The primary participant was a crazily successful 27 year old, doing some amazing stuff and winning international awards, who still wont embrace the title leader. Those around him said he was in many ways unique in the sector, which is not ideal for me in the fact he isn’t necessarily representative, but that he has an extraordinary brain and creative capacity.

I had expected to find a very individualised culture, with little evidence of social learning.  In some cases that was true, but in some cases not.  What I found was that advertising tends to pair up copywriters and art directors, like a marriage (a descriptor everyone has used) and they work together, but it is not necessarily a community of practice approach.  Many still prefer to undertake creative work alone.

There was still the same level of ambiguity with regard to leadership, but in discussions there was an agreement that a ‘new definition of leadership’ is required. One participant even sent me an email that said:

I think we need a new word or phrase to encapsulate this role for the future.  ‘Leadership’ seems too top down and hierarchical to me, which goes against the notion  of collaboration. Don’t have an answer, but I think if it could be done, it would allow people to take ownership of the role.

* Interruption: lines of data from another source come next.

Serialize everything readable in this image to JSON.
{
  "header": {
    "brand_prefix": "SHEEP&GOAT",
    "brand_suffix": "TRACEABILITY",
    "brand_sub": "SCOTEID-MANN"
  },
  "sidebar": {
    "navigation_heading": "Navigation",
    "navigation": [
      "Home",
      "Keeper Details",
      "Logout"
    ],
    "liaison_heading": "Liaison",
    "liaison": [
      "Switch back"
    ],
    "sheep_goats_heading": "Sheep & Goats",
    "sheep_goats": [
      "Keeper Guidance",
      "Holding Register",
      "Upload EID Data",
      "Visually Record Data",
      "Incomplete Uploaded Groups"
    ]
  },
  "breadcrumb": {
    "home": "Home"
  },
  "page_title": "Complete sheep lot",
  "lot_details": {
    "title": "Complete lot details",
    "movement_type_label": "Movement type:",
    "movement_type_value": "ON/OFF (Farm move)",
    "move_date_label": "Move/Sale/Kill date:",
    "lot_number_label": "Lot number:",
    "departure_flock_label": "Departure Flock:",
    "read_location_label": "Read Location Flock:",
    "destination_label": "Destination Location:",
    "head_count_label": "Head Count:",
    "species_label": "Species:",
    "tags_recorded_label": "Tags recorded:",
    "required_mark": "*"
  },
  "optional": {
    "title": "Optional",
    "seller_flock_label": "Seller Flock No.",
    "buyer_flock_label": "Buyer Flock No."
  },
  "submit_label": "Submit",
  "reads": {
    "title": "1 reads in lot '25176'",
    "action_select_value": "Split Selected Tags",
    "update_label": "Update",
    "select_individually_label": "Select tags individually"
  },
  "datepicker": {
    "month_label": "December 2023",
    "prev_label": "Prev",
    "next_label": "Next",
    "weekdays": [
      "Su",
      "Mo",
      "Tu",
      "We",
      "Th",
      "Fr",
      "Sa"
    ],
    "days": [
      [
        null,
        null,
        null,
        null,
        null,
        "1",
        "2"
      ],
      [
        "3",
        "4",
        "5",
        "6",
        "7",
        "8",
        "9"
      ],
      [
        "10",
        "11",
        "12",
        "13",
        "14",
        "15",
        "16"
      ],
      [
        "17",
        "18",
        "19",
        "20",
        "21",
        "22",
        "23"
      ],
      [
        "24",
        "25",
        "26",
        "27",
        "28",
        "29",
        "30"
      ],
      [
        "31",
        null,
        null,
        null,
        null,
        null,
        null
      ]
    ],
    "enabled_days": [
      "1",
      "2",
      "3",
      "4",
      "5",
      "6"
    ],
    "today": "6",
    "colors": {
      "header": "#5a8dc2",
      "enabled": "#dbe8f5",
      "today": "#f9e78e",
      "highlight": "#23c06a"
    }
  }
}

Which is really my thinking as well.  I had expected advertising to be much more ‘corporate’ in it’s approach and thinking, when it is actually more aligned to the arts world.

One thing that is sticking in my mind, however, is the high level of outside interests discussed.  Every participant in this group mentioned their (often creative) practice outside of advertising – music, business/product development, art, not for profit work.  If you look at the labour market statistics in the creative industries there is a high proportion that work multiple jobs – mainly because of freelance work or economic necessity as being an artist doesn’t pay the bills.  But these advertising guys aren’t doing it for the money or the job. They all work full time and admit to being paid very well.  The said they do it for perspective and creative outlet (even though their day jobs are creative too.)

They also contemplated, in some cases, that these outside work creative endeavours are their places of leadership and learning.  They are their communities of practice. Despite spending 10 hours a day, 5 (often more) days a week with their creative agency colleagues they are not necessarily considering them as their creative learning peers.

One senior leader in an agency did talk about the difference between a ‘good’ and ‘bad’ agency.  A good one is open to collaboration and works collectively, a bad one is more competitive.  As there are many scholars that say communities of practice cannot be created in an organisational context, there may be some truth in this. And others argue organisation is the enemy of creativity, but by definition advertising agencies are ideas generating organisations.

I don’t have it all worked out, I’m over tired, a little frazzled from everything going on in my life right now, and have drunk WAY too much coffee.  But it’s more food for thought.